First, we have to realize that to forgive does not mean that you abandon the quest for justice. Forgive and from this place of diminished anger, let your husband know of your wounded heart and exactly why it is so wounded. He may reject your feelings at first, but this does not mean he will continually reject the truth.
You need to practice continual forgiveness, every day if you have the strong will for this. And pray about when it is the best time to once again ask for justice and even compassion from your husband. Was he deeply hurt as a child? If so, he may be displacing his anger onto you. Perhaps you both need to read Forgiveness Is a Choice…..together.
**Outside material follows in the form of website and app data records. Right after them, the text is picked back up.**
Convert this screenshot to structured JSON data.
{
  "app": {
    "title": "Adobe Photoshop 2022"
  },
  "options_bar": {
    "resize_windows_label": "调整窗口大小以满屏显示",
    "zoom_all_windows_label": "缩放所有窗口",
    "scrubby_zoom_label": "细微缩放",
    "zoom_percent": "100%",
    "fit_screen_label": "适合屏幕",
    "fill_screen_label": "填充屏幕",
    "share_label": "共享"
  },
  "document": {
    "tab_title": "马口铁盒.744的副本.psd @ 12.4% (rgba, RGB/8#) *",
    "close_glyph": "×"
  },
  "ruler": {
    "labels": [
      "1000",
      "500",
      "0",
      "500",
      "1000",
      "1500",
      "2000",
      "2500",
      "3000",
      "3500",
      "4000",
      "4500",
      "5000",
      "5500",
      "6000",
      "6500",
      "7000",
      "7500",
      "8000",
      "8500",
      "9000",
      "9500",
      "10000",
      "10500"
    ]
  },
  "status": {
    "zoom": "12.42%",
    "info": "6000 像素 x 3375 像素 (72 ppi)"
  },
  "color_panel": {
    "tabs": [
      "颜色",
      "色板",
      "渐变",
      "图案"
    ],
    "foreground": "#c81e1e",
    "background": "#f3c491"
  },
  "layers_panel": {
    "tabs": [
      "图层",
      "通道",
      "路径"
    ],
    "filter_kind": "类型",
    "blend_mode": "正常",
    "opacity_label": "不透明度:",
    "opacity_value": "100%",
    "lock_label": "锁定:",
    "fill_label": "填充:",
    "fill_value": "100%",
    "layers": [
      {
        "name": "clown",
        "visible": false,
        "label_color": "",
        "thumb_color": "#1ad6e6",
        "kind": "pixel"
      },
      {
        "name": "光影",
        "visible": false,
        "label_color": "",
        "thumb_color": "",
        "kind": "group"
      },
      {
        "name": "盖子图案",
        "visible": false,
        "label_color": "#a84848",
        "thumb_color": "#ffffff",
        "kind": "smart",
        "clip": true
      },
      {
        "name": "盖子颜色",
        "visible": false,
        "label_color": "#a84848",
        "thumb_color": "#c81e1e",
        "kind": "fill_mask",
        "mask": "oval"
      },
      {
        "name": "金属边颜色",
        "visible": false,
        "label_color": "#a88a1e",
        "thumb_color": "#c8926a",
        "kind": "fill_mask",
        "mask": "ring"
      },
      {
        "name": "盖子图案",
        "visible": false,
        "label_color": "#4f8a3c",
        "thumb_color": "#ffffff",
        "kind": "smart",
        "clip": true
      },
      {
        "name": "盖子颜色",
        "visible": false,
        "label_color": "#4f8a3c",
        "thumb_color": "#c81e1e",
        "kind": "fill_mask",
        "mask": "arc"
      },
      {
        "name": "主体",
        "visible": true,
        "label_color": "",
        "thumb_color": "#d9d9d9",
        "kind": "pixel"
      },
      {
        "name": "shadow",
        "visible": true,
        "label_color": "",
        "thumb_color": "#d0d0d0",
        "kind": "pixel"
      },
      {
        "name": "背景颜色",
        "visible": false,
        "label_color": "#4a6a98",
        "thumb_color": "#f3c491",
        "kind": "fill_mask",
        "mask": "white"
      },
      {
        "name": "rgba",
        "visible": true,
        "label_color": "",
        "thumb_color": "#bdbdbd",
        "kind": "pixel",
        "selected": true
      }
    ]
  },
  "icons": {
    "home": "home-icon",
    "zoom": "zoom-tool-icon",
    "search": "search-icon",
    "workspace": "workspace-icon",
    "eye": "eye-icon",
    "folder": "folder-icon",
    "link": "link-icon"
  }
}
I was hurt in a 5-year relationship and now I am hesitant to get into any other relationship. Does this lack of courage on my part suggest that I have not forgiven the one who hurt me?
The issue here seems to be one of a lack of trust. You may or may not have forgiven the one with whom you were in a relationship for the 5 years. Even if you have completely forgiven, you still may lack trust and this is not a sign of unforgiveness. It is a sign that you know hurt is possible when you commit to others. Forgiveness can help with taking the risk and at the same time your using common sense in the new relationship, along with sincere acts of trustworthiness by the other, should help to slowly create a trust with the new person.
Learn more at Forgiveness for Couples.
In your book, Forgiveness Is a Choice, you talk about finding meaning in suffering. You talk about growing beyond yourself. What does this mean?
When people find meaning in suffering they often develop a deeper sense of what it means to be a person. You may begin to see, for example, that your suffering has shown you that all people suffer, all people are emotionally wounded to one degree or another. You begin to realize that your suffering is making you a more sensitive person to other people. In other words, your world expands as you see humanity more deeply.
For additional information, see Finding Meaning in Suffering.